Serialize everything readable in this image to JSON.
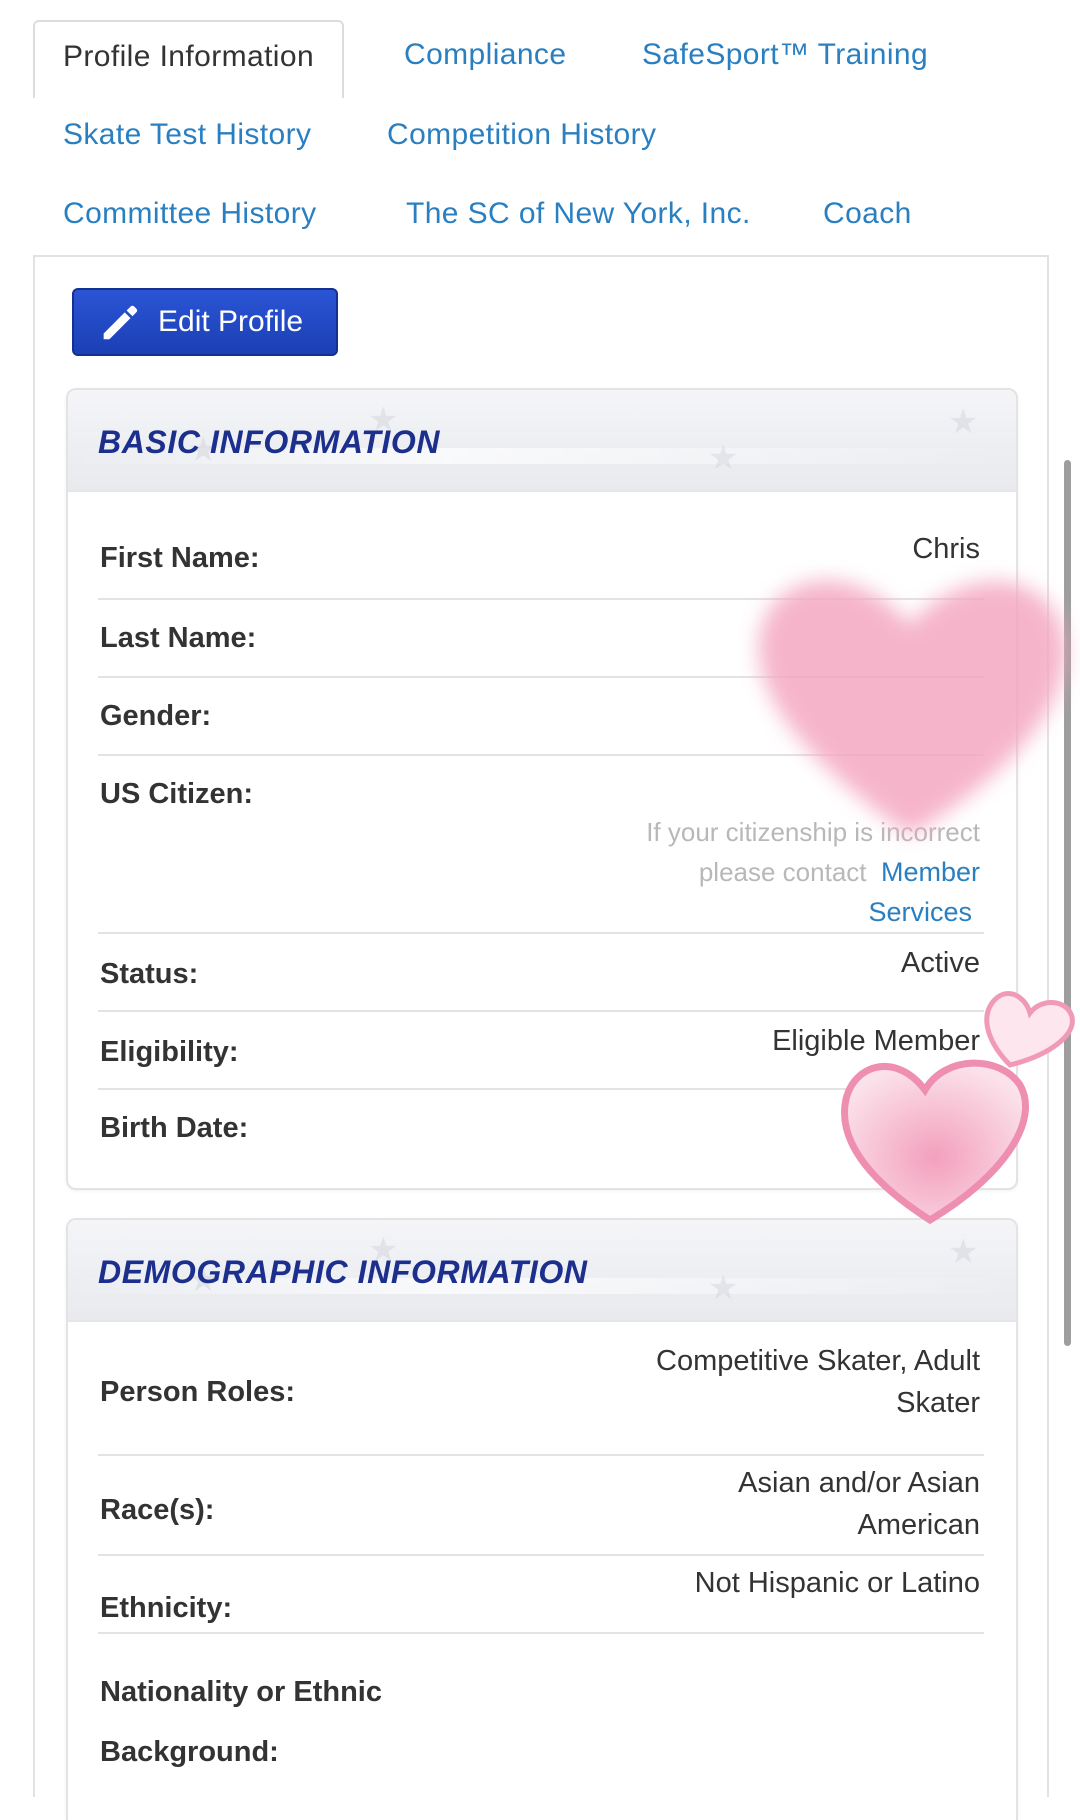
{
  "tabs": {
    "profile": "Profile Information",
    "compliance": "Compliance",
    "safesport": "SafeSport™ Training",
    "skate_test": "Skate Test History",
    "competition": "Competition History",
    "committee": "Committee History",
    "club": "The SC of New York, Inc.",
    "coach": "Coach"
  },
  "edit_button": "Edit Profile",
  "basic": {
    "title": "BASIC INFORMATION",
    "first_name_label": "First Name:",
    "first_name_value": "Chris",
    "last_name_label": "Last Name:",
    "gender_label": "Gender:",
    "citizen_label": "US Citizen:",
    "citizen_note_line1": "If your citizenship is incorrect",
    "citizen_note_line2": "please contact",
    "member_services_line1": "Member",
    "member_services_line2": "Services",
    "status_label": "Status:",
    "status_value": "Active",
    "eligibility_label": "Eligibility:",
    "eligibility_value": "Eligible Member",
    "birth_label": "Birth Date:"
  },
  "demographic": {
    "title": "DEMOGRAPHIC INFORMATION",
    "roles_label": "Person Roles:",
    "roles_value_line1": "Competitive Skater, Adult",
    "roles_value_line2": "Skater",
    "race_label": "Race(s):",
    "race_value_line1": "Asian and/or Asian",
    "race_value_line2": "American",
    "ethnicity_label": "Ethnicity:",
    "ethnicity_value": "Not Hispanic or Latino",
    "nationality_label_line1": "Nationality or Ethnic",
    "nationality_label_line2": "Background:"
  },
  "colors": {
    "link": "#2a7fc1",
    "primary_button": "#1f46c4",
    "section_title": "#1c2f8c",
    "sticker_pink": "#f2a1bd"
  },
  "icons": {
    "edit": "pencil-icon",
    "stickers": "heart-sticker"
  }
}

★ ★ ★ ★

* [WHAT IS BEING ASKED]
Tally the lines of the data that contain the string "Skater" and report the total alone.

* [SOLUTION]
2